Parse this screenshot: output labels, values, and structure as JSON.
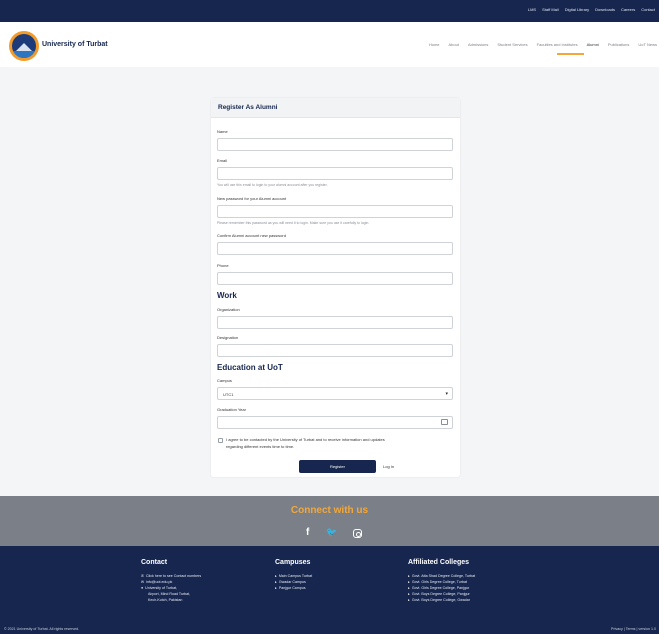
{
  "topbar": {
    "links": [
      "LMS",
      "Staff Mail",
      "Digital Library",
      "Downloads",
      "Careers",
      "Contact"
    ]
  },
  "navbar": {
    "brand": "University of Turbat",
    "items": [
      "Home",
      "About",
      "Admissions",
      "Student Services",
      "Faculties and Institutes",
      "Alumni",
      "Publications",
      "UoT News"
    ],
    "active_item": "Alumni"
  },
  "form": {
    "title": "Register As Alumni",
    "fields": {
      "name_label": "Name",
      "email_label": "Email",
      "email_help": "You will use this email to login to your alumni account after you register.",
      "password_label": "New password for your Alumni account",
      "password_help": "Please remember this password as you will need it to login. Make sure you use it carefully to login.",
      "confirm_label": "Confirm Alumni account new password",
      "phone_label": "Phone"
    },
    "work": {
      "heading": "Work",
      "organization_label": "Organization",
      "designation_label": "Designation"
    },
    "education": {
      "heading": "Education at UoT",
      "campus_label": "Campus",
      "campus_value": "UTC1",
      "graduation_label": "Graduation Year"
    },
    "consent_line1": "I agree to be contacted by the University of Turbat and to receive information and updates",
    "consent_line2": "regarding different events time to time.",
    "register_label": "Register",
    "login_label": "Log In"
  },
  "connect": {
    "title": "Connect with us",
    "facebook_glyph": "f",
    "twitter_glyph": "🐦"
  },
  "footer": {
    "contact": {
      "heading": "Contact",
      "lines": [
        "Click here to see Contact numbers",
        "info@uot.edu.pk",
        "University of Turbat,",
        "Airport, Mind Road Turbat,",
        "Kech-Kutch, Pakistan"
      ]
    },
    "campuses": {
      "heading": "Campuses",
      "items": [
        "Main Campus Turbat",
        "Gwadar Campus",
        "Panjgur Campus"
      ]
    },
    "colleges": {
      "heading": "Affiliated Colleges",
      "items": [
        "Govt. Atta Shad Degree College, Turbat",
        "Govt. Girls Degree College, Turbat",
        "Govt. Girls Degree College, Panjgur",
        "Govt. Boys Degree College, Panjgur",
        "Govt. Boys Degree College, Gwadar"
      ]
    },
    "copyright": "© 2021 University of Turbat. All rights reserved.",
    "bottom_links": "Privacy  |  Terms  |  version 1.0"
  },
  "colors": {
    "navy": "#16264f",
    "accent": "#f2a73b",
    "band_gray": "#7b8088"
  }
}
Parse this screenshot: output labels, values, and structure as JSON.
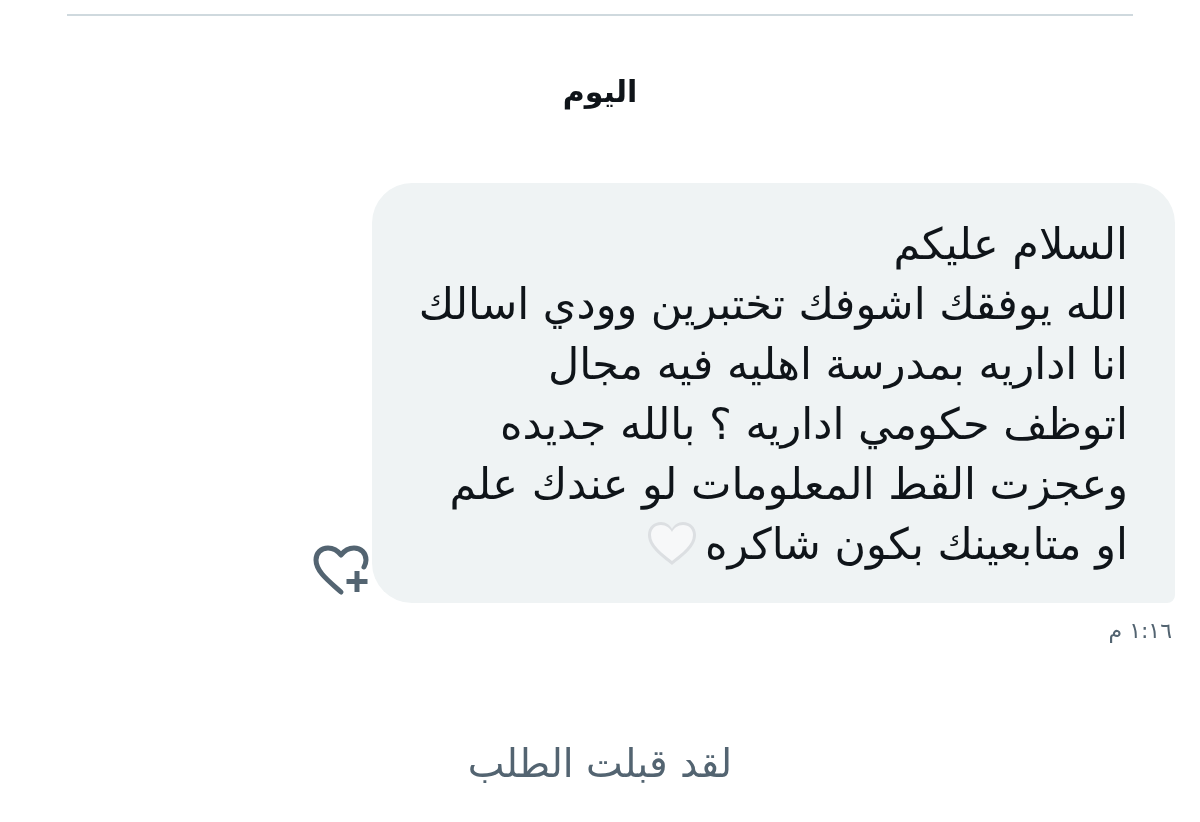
{
  "date_separator": "اليوم",
  "messages": [
    {
      "kind": "received",
      "lines": [
        "السلام عليكم",
        "الله يوفقك اشوفك تختبرين وودي اسالك",
        "انا اداريه بمدرسة اهليه فيه مجال",
        "اتوظف حكومي اداريه ؟ بالله جديده",
        "وعجزت القط المعلومات لو عندك علم",
        "او متابعينك بكون شاكره"
      ],
      "time": "١:١٦ م"
    }
  ],
  "system_notice": "لقد قبلت الطلب"
}
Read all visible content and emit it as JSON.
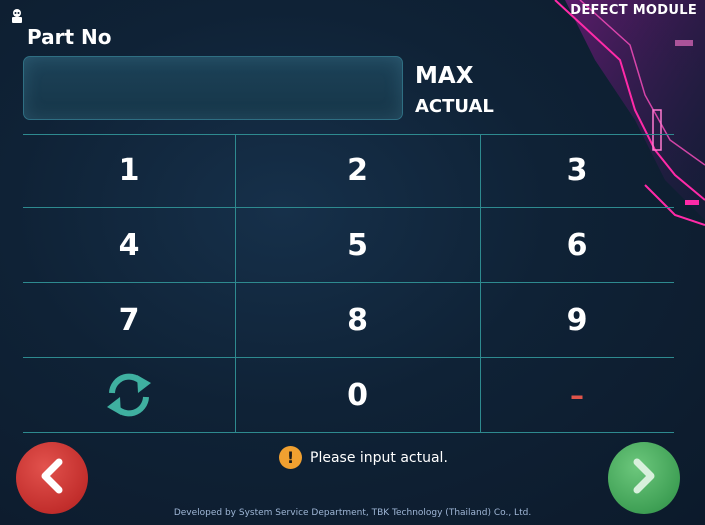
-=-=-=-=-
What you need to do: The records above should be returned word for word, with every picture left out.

Worked solution:
Parse this screenshot: output labels, values, and structure as JSON.
{
  "topbar": {
    "links": [
      "LMS",
      "Staff Mail",
      "Digital Library",
      "Downloads",
      "Careers",
      "Contact"
    ]
  },
  "navbar": {
    "brand": "University of Turbat",
    "items": [
      "Home",
      "About",
      "Admissions",
      "Student Services",
      "Faculties and Institutes",
      "Alumni",
      "Publications",
      "UoT News"
    ],
    "active_item": "Alumni"
  },
  "form": {
    "title": "Register As Alumni",
    "fields": {
      "name_label": "Name",
      "email_label": "Email",
      "email_help": "You will use this email to login to your alumni account after you register.",
      "password_label": "New password for your Alumni account",
      "password_help": "Please remember this password as you will need it to login. Make sure you use it carefully to login.",
      "confirm_label": "Confirm Alumni account new password",
      "phone_label": "Phone"
    },
    "work": {
      "heading": "Work",
      "organization_label": "Organization",
      "designation_label": "Designation"
    },
    "education": {
      "heading": "Education at UoT",
      "campus_label": "Campus",
      "campus_value": "UTC1",
      "graduation_label": "Graduation Year"
    },
    "consent_line1": "I agree to be contacted by the University of Turbat and to receive information and updates",
    "consent_line2": "regarding different events time to time.",
    "register_label": "Register",
    "login_label": "Log In"
  },
  "connect": {
    "title": "Connect with us",
    "facebook_glyph": "f",
    "twitter_glyph": "🐦"
  },
  "footer": {
    "contact": {
      "heading": "Contact",
      "lines": [
        "Click here to see Contact numbers",
        "info@uot.edu.pk",
        "University of Turbat,",
        "Airport, Mind Road Turbat,",
        "Kech-Kutch, Pakistan"
      ]
    },
    "campuses": {
      "heading": "Campuses",
      "items": [
        "Main Campus Turbat",
        "Gwadar Campus",
        "Panjgur Campus"
      ]
    },
    "colleges": {
      "heading": "Affiliated Colleges",
      "items": [
        "Govt. Atta Shad Degree College, Turbat",
        "Govt. Girls Degree College, Turbat",
        "Govt. Girls Degree College, Panjgur",
        "Govt. Boys Degree College, Panjgur",
        "Govt. Boys Degree College, Gwadar"
      ]
    },
    "copyright": "© 2021 University of Turbat. All rights reserved.",
    "bottom_links": "Privacy  |  Terms  |  version 1.0"
  },
  "colors": {
    "navy": "#16264f",
    "accent": "#f2a73b",
    "band_gray": "#7b8088"
  }
}
Parse this screenshot: output labels, values, and structure as JSON.
{
  "date_separator": "اليوم",
  "messages": [
    {
      "kind": "received",
      "lines": [
        "السلام عليكم",
        "الله يوفقك اشوفك تختبرين وودي اسالك",
        "انا اداريه بمدرسة اهليه فيه مجال",
        "اتوظف حكومي اداريه ؟ بالله جديده",
        "وعجزت القط المعلومات لو عندك علم",
        "او متابعينك بكون شاكره"
      ],
      "time": "١:١٦ م"
    }
  ],
  "system_notice": "لقد قبلت الطلب"
}
Read all visible content and emit it as JSON.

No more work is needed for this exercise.